▶ **EXERCISE DATA**:
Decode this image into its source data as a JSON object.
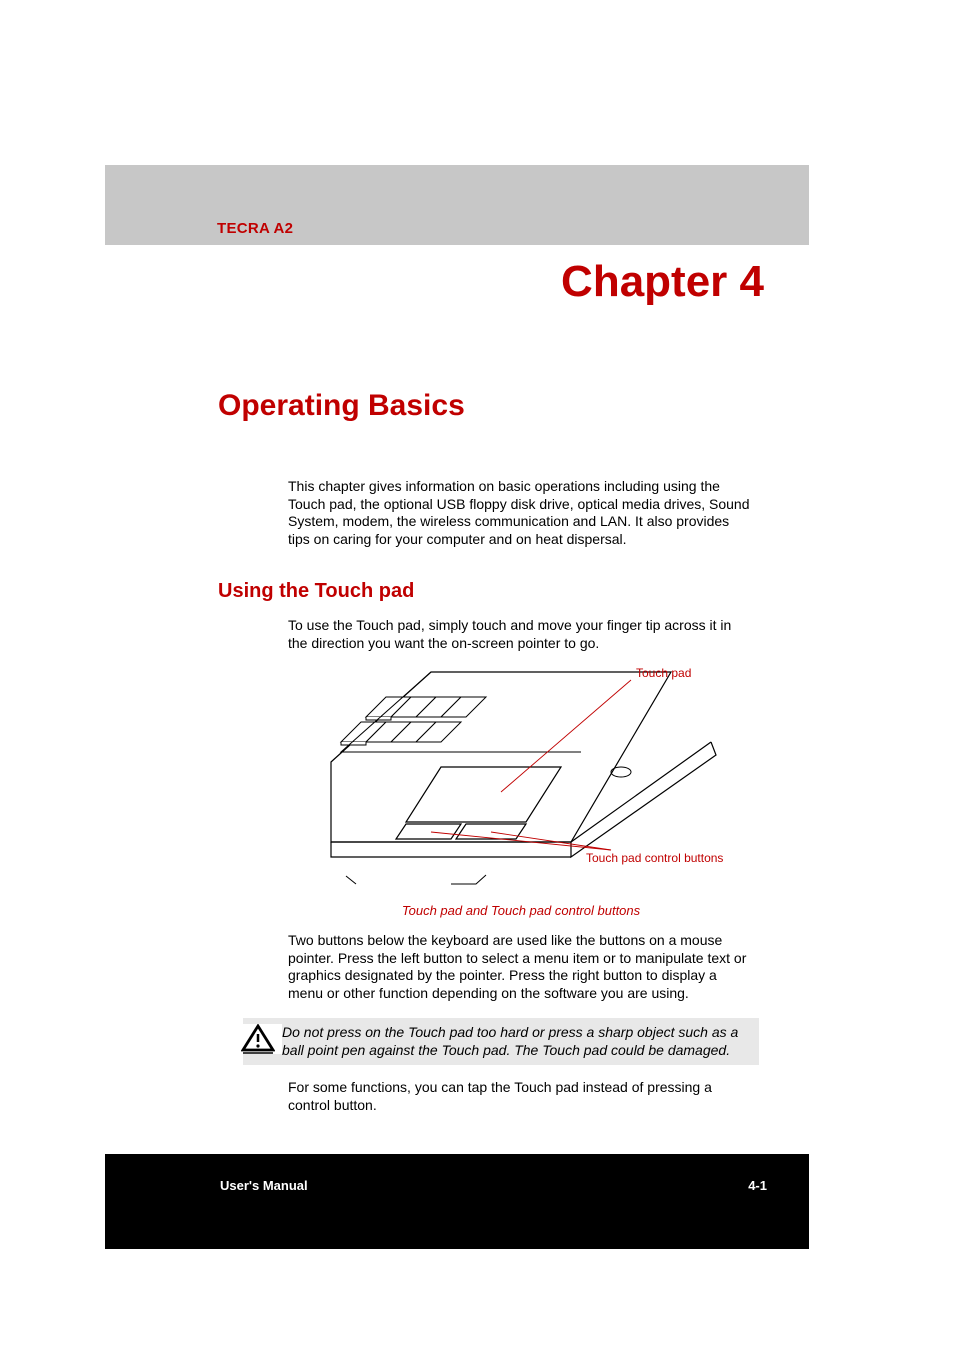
{
  "header": {
    "product": "TECRA A2"
  },
  "chapter": {
    "title": "Chapter 4"
  },
  "section": {
    "title": "Operating Basics",
    "intro": "This chapter gives information on basic operations including using the Touch pad, the optional USB floppy disk drive, optical media drives, Sound System, modem, the wireless communication and LAN. It also provides tips on caring for your computer and on heat dispersal."
  },
  "subsection": {
    "title": "Using the Touch pad",
    "para1": "To use the Touch pad, simply touch and move your finger tip across it in the direction you want the on-screen pointer to go.",
    "para2": "Two buttons below the keyboard are used like the buttons on a mouse pointer. Press the left button to select a menu item or to manipulate text or graphics designated by the pointer. Press the right button to display a menu or other function depending on the software you are using.",
    "caution": "Do not press on the Touch pad too hard or press a sharp object such as a ball point pen against the Touch pad. The Touch pad could be damaged.",
    "para3": "For some functions, you can tap the Touch pad instead of pressing a control button."
  },
  "figure": {
    "label_touchpad": "Touch pad",
    "label_buttons": "Touch pad control buttons",
    "caption": "Touch pad and Touch pad control buttons"
  },
  "footer": {
    "left": "User's Manual",
    "right": "4-1"
  }
}
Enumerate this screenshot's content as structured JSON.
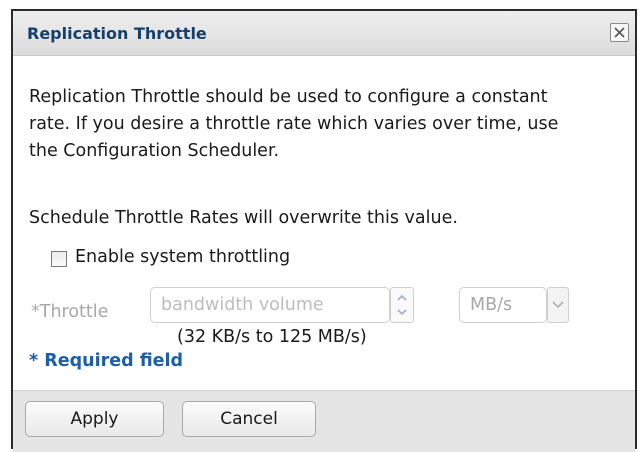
{
  "dialog": {
    "title": "Replication Throttle",
    "close_icon": "close-icon"
  },
  "content": {
    "description": "Replication Throttle should be used to configure a constant rate. If you desire a throttle rate which varies over time, use the Configuration Scheduler.",
    "warning": "Schedule Throttle Rates will overwrite this value.",
    "enable_label": "Enable system throttling",
    "enable_checked": false,
    "throttle_label": "*Throttle",
    "bandwidth_placeholder": "bandwidth volume",
    "bandwidth_value": "",
    "unit": "MB/s",
    "range_hint": "(32 KB/s to 125 MB/s)",
    "required_note": "* Required field"
  },
  "footer": {
    "apply_label": "Apply",
    "cancel_label": "Cancel"
  },
  "colors": {
    "title_text": "#15406e",
    "required_text": "#1d5ea8",
    "disabled_text": "#a8a8a8",
    "footer_bg": "#e5e5e5"
  }
}
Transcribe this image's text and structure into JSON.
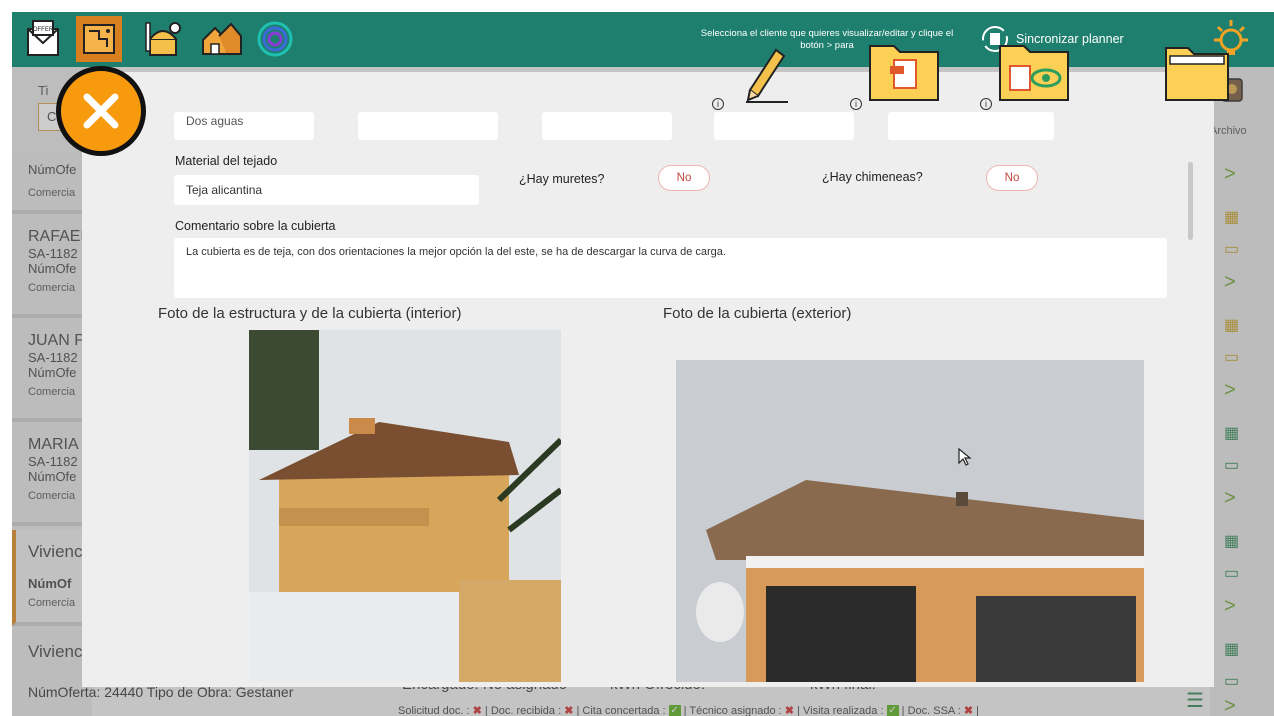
{
  "header": {
    "hint": "Selecciona el cliente que quieres visualizar/editar y clique el botón > para",
    "sync_label": "Sincronizar planner",
    "apps": [
      "offer-icon",
      "blueprint-icon",
      "tools-icon",
      "houses-icon",
      "spiral-icon"
    ]
  },
  "left": {
    "filter_label": "Ti",
    "filter_value": "Cl",
    "cards": [
      {
        "name": "",
        "code": "",
        "offer": "NúmOfe",
        "sales": "Comercia"
      },
      {
        "name": "RAFAEL",
        "code": "SA-1182",
        "offer": "NúmOfe",
        "sales": "Comercia"
      },
      {
        "name": "JUAN P",
        "code": "SA-1182",
        "offer": "NúmOfe",
        "sales": "Comercia"
      },
      {
        "name": "MARIA",
        "code": "SA-1182",
        "offer": "NúmOfe",
        "sales": "Comercia"
      },
      {
        "name": "Vivienc",
        "code": "",
        "offer": "NúmOf",
        "sales": "Comercia"
      },
      {
        "name": "Vivienc",
        "code": "",
        "offer": "",
        "sales": ""
      }
    ]
  },
  "right": {
    "archive_label": "Archivo"
  },
  "modal": {
    "top_fields": [
      "Dos aguas",
      "",
      "",
      "",
      ""
    ],
    "roof_material_label": "Material del tejado",
    "roof_material_value": "Teja alicantina",
    "walls_q": "¿Hay muretes?",
    "walls_a": "No",
    "chimney_q": "¿Hay chimeneas?",
    "chimney_a": "No",
    "comment_label": "Comentario sobre la cubierta",
    "comment_value": "La cubierta es de teja, con dos orientaciones la mejor opción la del este, se ha de descargar la curva de carga.",
    "photo_interior_title": "Foto de la estructura y de la cubierta (interior)",
    "photo_exterior_title": "Foto de la cubierta (exterior)"
  },
  "bottom": {
    "offer_line": "NúmOferta: 24440   Tipo de Obra: Gestaner",
    "encargado": "Encargado: No asignado",
    "kwh_offered": "kWh Ofrecido:",
    "kwh_final": "kWh final:",
    "status_items": [
      {
        "label": "Solicitud doc. :",
        "ok": false
      },
      {
        "label": "Doc. recibida :",
        "ok": false
      },
      {
        "label": "Cita concertada :",
        "ok": true
      },
      {
        "label": "Técnico asignado :",
        "ok": false
      },
      {
        "label": "Visita realizada :",
        "ok": true
      },
      {
        "label": "Doc. SSA :",
        "ok": false
      }
    ]
  },
  "colors": {
    "header": "#1f7f6e",
    "accent": "#f79a0e",
    "active_tab": "#d7801d",
    "nav_green": "#6da52a"
  }
}
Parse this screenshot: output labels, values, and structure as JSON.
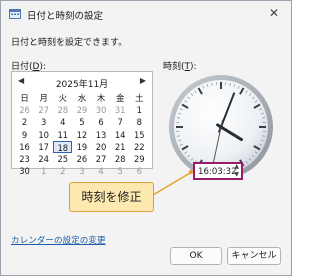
{
  "window": {
    "title": "日付と時刻の設定",
    "close_glyph": "✕"
  },
  "description": "日付と時刻を設定できます。",
  "date": {
    "label_prefix": "日付(",
    "label_key": "D",
    "label_suffix": "):"
  },
  "time": {
    "label_prefix": "時刻(",
    "label_key": "T",
    "label_suffix": "):",
    "value": "16:03:32",
    "clock": {
      "hour": 16,
      "minute": 3,
      "second": 32
    }
  },
  "calendar": {
    "month_title": "2025年11月",
    "prev_glyph": "◀",
    "next_glyph": "▶",
    "weekdays": [
      "日",
      "月",
      "火",
      "水",
      "木",
      "金",
      "土"
    ],
    "weeks": [
      [
        {
          "d": "26",
          "dim": true
        },
        {
          "d": "27",
          "dim": true
        },
        {
          "d": "28",
          "dim": true
        },
        {
          "d": "29",
          "dim": true
        },
        {
          "d": "30",
          "dim": true
        },
        {
          "d": "31",
          "dim": true
        },
        {
          "d": "1"
        }
      ],
      [
        {
          "d": "2"
        },
        {
          "d": "3"
        },
        {
          "d": "4"
        },
        {
          "d": "5"
        },
        {
          "d": "6"
        },
        {
          "d": "7"
        },
        {
          "d": "8"
        }
      ],
      [
        {
          "d": "9"
        },
        {
          "d": "10"
        },
        {
          "d": "11"
        },
        {
          "d": "12"
        },
        {
          "d": "13"
        },
        {
          "d": "14"
        },
        {
          "d": "15"
        }
      ],
      [
        {
          "d": "16"
        },
        {
          "d": "17"
        },
        {
          "d": "18",
          "selected": true
        },
        {
          "d": "19"
        },
        {
          "d": "20"
        },
        {
          "d": "21"
        },
        {
          "d": "22"
        }
      ],
      [
        {
          "d": "23"
        },
        {
          "d": "24"
        },
        {
          "d": "25"
        },
        {
          "d": "26"
        },
        {
          "d": "27"
        },
        {
          "d": "28"
        },
        {
          "d": "29"
        }
      ],
      [
        {
          "d": "30"
        },
        {
          "d": "1",
          "dim": true
        },
        {
          "d": "2",
          "dim": true
        },
        {
          "d": "3",
          "dim": true
        },
        {
          "d": "4",
          "dim": true
        },
        {
          "d": "5",
          "dim": true
        },
        {
          "d": "6",
          "dim": true
        }
      ]
    ]
  },
  "callout": {
    "text": "時刻を修正"
  },
  "spinner": {
    "up_glyph": "▲",
    "down_glyph": "▼"
  },
  "footer": {
    "calendar_link": "カレンダーの設定の変更",
    "ok": "OK",
    "cancel": "キャンセル"
  },
  "colors": {
    "highlight_border": "#9b1b6b",
    "callout_fill": "#fde9b0",
    "callout_line": "#e8a32e",
    "link": "#1b5cab"
  }
}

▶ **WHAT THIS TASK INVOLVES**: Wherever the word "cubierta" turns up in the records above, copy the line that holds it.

▶ **TASK RESPONSE**:
    "comment_label": "Comentario sobre la cubierta",
    "comment_value": "La cubierta es de teja, con dos orientaciones la mejor opción la del este, se ha de descargar la curva de carga.",
    "photo_interior_title": "Foto de la estructura y de la cubierta (interior)",
    "photo_exterior_title": "Foto de la cubierta (exterior)"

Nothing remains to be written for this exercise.